• What you have to do:
Would you copy each line of the data below that has "title"?

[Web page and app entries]

+-------+

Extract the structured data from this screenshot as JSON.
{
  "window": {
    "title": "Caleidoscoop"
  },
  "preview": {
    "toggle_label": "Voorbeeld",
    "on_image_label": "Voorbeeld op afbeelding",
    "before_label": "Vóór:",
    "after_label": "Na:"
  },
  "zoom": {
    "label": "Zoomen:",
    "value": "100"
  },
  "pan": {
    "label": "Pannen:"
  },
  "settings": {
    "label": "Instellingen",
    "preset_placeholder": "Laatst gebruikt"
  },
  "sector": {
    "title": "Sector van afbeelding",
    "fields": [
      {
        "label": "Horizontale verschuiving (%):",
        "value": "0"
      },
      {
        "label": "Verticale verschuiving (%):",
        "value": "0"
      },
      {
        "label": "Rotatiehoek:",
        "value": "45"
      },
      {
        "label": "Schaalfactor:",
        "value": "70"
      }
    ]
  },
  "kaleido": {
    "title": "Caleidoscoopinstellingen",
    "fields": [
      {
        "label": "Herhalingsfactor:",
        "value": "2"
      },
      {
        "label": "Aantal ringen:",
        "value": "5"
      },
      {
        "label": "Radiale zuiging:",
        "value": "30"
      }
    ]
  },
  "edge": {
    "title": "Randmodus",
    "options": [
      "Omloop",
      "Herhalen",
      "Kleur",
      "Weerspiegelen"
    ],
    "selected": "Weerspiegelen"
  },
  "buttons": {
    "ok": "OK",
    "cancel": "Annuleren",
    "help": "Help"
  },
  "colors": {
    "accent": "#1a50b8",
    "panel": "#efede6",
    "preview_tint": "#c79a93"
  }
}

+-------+

• Result:
    "title": "Caleidoscoop"
    "title": "Sector van afbeelding",
    "title": "Caleidoscoopinstellingen",
    "title": "Randmodus",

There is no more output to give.